• What is needed:
Here is a set of records. Copy them all exactly.

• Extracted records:
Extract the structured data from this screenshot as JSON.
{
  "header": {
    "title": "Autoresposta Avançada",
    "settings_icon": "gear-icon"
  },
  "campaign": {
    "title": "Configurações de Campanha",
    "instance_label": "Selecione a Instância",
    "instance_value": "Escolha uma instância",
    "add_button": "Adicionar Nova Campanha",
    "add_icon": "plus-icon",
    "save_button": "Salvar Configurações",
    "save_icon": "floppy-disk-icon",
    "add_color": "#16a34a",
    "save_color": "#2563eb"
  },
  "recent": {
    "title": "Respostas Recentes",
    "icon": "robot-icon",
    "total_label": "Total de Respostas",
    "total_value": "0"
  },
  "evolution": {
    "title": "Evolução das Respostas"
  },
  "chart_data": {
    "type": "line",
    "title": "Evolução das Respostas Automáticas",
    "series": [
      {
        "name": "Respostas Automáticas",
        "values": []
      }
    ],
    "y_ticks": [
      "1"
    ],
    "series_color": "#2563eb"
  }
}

• Worked solution:
Extract the structured data from this screenshot as JSON.
{
  "header": {
    "title": "Autoresposta Avançada",
    "settings_icon": "gear-icon"
  },
  "campaign": {
    "title": "Configurações de Campanha",
    "instance_label": "Selecione a Instância",
    "instance_value": "Escolha uma instância",
    "add_button": "Adicionar Nova Campanha",
    "add_icon": "plus-icon",
    "save_button": "Salvar Configurações",
    "save_icon": "floppy-disk-icon",
    "add_color": "#16a34a",
    "save_color": "#2563eb"
  },
  "recent": {
    "title": "Respostas Recentes",
    "icon": "robot-icon",
    "total_label": "Total de Respostas",
    "total_value": "0"
  },
  "evolution": {
    "title": "Evolução das Respostas"
  },
  "chart_data": {
    "type": "line",
    "title": "Evolução das Respostas Automáticas",
    "series": [
      {
        "name": "Respostas Automáticas",
        "values": []
      }
    ],
    "y_ticks": [
      "1"
    ],
    "series_color": "#2563eb"
  }
}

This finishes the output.